Billing reports#

Billing reports in the web console#

Cloud providers provide a billing console accessible via the web, often with very helpful reports. While not automation-friendly (see next section for more information on automation), this is very helpful for doing ad-hoc reporting as well as trying to optimize cloud costs. For dedicated clusters, this may also be directly accessible to hub champions, allowing them to explore their own usage.


You can get a list of all billing accounts you have access to via the billing console (make sure you are logged in to the correct Google account). Alternatively, you can select ‘Billing’ from the left sidebar in the Google Cloud Console after selecting the correct project.

Once you have selected a billing account, you can access a reporting interface by selecting ‘Reports’ on the left sidebar. This lets you group costs in different ways, and explore that over different time periods. Grouping and filtering by project and service (representing what kind of cloud product is costing us what) are the most useful aspects here. You can also download whatever you see as a CSV, although programmatic access to most of the reports here is unfortunately limited.

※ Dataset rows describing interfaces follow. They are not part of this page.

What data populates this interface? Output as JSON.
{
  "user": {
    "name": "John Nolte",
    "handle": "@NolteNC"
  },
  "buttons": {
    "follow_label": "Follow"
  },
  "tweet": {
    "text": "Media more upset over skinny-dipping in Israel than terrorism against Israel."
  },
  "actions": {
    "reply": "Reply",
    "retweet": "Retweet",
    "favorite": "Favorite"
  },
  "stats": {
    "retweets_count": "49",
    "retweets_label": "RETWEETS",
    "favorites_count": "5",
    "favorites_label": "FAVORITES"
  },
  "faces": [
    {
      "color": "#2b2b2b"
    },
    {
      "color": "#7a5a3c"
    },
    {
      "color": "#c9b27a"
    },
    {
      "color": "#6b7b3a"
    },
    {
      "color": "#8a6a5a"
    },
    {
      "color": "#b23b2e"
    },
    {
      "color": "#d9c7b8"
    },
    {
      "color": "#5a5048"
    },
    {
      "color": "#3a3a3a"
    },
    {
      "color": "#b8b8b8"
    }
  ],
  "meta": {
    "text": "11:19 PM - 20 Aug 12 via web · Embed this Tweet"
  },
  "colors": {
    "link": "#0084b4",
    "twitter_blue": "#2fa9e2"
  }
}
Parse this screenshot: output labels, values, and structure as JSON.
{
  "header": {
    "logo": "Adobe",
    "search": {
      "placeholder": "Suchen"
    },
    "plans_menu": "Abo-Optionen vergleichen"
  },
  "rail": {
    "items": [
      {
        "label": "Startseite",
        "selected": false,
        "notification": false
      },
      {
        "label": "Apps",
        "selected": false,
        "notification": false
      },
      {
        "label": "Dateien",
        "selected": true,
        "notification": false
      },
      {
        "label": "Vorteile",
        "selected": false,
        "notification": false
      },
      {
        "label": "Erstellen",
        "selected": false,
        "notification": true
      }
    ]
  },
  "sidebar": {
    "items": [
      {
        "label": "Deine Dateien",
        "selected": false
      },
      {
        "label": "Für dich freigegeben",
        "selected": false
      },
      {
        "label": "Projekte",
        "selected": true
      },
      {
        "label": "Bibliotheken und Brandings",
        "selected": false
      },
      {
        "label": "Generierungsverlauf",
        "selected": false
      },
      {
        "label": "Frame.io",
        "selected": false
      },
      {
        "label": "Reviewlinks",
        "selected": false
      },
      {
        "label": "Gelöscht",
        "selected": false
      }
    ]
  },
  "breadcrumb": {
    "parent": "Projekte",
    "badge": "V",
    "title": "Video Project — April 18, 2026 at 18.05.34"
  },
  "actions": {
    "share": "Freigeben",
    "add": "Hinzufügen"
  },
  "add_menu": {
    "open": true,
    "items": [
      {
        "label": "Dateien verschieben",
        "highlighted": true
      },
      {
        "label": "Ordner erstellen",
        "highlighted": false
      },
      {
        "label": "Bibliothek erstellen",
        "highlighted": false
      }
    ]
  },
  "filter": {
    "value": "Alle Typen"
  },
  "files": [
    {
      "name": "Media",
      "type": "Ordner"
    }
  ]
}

For AWS, “Billing and Cost Management” is accessed from specific AWS accounts. If using consolidated billing, it must be accessed from the ‘management account’ for that particular organization (see previous section for more information).

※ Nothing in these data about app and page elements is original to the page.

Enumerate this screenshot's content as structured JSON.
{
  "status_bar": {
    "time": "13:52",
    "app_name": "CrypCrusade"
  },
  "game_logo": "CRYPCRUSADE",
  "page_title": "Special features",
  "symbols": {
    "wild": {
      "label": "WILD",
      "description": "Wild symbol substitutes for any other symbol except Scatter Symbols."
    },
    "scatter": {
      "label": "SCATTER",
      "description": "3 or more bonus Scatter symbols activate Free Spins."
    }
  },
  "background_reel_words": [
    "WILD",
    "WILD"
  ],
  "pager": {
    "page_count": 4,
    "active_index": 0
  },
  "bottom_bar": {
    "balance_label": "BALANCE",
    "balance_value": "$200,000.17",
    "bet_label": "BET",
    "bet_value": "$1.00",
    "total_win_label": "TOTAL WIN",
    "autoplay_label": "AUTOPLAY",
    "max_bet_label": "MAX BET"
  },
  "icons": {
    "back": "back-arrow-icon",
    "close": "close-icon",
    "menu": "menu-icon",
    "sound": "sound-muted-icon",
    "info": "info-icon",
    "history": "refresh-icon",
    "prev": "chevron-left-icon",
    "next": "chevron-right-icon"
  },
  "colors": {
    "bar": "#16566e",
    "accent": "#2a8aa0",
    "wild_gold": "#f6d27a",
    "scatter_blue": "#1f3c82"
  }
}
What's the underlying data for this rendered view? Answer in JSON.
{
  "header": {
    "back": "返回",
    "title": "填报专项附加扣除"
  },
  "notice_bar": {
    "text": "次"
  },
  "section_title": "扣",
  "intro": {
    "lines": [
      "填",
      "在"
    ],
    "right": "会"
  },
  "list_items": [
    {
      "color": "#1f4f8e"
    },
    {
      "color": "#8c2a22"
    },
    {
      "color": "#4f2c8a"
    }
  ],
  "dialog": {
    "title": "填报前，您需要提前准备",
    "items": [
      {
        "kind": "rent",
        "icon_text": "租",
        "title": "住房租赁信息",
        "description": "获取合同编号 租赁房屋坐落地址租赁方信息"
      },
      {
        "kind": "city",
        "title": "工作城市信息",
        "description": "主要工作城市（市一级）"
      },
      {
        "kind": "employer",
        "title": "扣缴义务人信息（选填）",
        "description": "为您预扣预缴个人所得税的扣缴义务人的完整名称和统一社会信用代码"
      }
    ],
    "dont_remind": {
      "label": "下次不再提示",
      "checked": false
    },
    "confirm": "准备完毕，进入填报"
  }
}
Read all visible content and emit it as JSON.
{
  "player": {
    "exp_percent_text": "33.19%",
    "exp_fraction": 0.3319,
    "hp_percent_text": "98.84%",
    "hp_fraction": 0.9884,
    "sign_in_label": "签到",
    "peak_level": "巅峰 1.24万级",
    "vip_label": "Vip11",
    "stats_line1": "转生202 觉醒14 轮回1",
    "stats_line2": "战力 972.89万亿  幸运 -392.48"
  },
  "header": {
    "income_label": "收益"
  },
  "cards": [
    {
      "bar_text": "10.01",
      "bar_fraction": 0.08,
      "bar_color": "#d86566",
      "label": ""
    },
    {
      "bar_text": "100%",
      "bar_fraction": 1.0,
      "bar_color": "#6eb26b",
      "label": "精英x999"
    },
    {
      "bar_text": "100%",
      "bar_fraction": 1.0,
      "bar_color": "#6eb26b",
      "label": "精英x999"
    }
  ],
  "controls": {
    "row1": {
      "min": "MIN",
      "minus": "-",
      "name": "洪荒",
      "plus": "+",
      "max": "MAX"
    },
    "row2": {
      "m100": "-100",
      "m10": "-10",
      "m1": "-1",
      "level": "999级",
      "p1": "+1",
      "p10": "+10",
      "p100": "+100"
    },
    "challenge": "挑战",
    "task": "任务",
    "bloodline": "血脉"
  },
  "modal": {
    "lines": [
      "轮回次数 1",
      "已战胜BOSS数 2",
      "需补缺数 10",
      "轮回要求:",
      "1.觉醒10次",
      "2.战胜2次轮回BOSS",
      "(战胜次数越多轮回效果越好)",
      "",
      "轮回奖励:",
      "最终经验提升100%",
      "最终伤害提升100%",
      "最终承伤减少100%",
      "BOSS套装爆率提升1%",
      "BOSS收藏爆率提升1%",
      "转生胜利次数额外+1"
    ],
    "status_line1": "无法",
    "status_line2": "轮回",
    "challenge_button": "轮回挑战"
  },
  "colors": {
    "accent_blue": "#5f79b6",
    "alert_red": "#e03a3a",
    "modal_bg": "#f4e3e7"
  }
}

You can access “Billing and Cost Management” by typing “Billing and Cost Management” into the top search bar once you’re logged into the correct AWS account. AWS has a million ways for you to slice and dice these reports, but the most helpful place to start is the “Cost Explorer Saved Reports”. This provides ‘Monthly costs by linked account’ and ‘Monthly costs by service’. Once you open those reports, you can further filter and group as you wish. A CSV of reports can also be downloaded from this page.


We have limited expertise here, as we have never actually had billing access to any Azure account!

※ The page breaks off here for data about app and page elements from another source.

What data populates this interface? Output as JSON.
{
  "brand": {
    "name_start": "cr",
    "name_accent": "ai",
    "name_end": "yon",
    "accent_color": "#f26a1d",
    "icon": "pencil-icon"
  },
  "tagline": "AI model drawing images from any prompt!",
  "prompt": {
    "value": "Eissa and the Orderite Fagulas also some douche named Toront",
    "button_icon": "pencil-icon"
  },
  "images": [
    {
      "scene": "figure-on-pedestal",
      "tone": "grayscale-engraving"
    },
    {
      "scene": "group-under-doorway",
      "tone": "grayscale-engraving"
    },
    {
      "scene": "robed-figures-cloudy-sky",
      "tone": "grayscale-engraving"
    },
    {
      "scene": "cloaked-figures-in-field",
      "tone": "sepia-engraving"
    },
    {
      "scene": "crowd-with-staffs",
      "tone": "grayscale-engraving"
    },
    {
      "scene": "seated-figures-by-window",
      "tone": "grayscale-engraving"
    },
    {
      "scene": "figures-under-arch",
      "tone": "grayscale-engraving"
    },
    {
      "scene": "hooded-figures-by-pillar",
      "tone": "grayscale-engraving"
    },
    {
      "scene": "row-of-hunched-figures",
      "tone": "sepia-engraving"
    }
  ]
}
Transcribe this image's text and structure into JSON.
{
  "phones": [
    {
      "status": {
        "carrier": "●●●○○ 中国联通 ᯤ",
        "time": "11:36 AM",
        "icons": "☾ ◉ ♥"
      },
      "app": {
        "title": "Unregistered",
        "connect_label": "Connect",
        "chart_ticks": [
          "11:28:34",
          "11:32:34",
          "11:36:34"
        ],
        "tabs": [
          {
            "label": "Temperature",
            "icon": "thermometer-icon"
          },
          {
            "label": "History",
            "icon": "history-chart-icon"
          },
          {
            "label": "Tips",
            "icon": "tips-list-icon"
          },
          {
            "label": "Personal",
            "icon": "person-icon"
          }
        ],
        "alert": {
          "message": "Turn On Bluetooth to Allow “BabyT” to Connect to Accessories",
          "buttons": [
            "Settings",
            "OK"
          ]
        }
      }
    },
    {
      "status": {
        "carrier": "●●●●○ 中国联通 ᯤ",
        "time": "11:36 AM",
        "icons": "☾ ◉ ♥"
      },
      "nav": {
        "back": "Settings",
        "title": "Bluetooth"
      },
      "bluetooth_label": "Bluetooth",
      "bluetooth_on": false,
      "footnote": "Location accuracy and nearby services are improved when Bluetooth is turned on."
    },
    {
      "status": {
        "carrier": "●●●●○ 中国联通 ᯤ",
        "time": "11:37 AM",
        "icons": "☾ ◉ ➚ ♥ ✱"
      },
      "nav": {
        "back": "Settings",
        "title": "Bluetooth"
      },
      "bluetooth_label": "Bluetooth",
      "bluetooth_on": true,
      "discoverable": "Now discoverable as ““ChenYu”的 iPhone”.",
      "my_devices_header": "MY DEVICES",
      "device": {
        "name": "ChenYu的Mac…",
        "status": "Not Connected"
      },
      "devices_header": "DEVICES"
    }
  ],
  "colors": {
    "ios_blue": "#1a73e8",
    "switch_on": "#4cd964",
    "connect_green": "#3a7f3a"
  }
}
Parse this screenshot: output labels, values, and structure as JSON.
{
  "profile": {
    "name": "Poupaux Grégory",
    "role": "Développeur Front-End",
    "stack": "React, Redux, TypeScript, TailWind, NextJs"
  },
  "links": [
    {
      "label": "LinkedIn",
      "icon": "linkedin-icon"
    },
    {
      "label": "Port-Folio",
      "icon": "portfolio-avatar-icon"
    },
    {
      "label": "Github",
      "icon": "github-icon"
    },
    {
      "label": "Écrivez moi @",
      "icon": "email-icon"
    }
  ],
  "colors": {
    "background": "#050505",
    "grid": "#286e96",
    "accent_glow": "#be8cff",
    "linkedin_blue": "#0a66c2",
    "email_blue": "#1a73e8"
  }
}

Programmatic access to billing information#

The APIs for getting access to billing data somehow seem to be the least well-developed parts of any cloud vendor’s offerings. Usually, they take the form of a ‘billing export’ - you set up a destination where information about billing is written, often once a day. Then you query this location for billing information. This is in sharp contrast to most other cloud APIs, where the cloud vendor has a single source of truth you can just query. Not so for billing - there’s no external API access to the various tools they seem to be able to use to provide the web UIs. This also means we can’t get retroactive access to billing data - if we don’t explicitly set up export, we have no programmatic access to billing information. And once we set up export, we will only have access from that point onwards, not retrospectively.

  1. GCP asks you to set up export to BigQuery, their sql-like big data product. In particular, we should prefer setting up detailed billing export. This is set up once per billing account, and not once per project. And one billing account can export only to BigQuery in one project, and you can not easily move this table from one project to another. New data is written into this once a day, at 5 AM Pacific Time.

  2. AWS asks you to set up export to an S3 bucket, where CSV files are produced once a day. While we could then import this into AWS Athena and query it, directly dealing with S3 is likely to be simpler for our use cases. This data is also updated daily, once enabled.

  3. Azure is unknown territory for us here, as we have only supported Azure for communities that bring their own credits and do their own cost management.

Our automated systems for billing need to read from these ‘exported’ data sources, and we need to develop processes to make sure that we do have the billing data exports enabled correctly.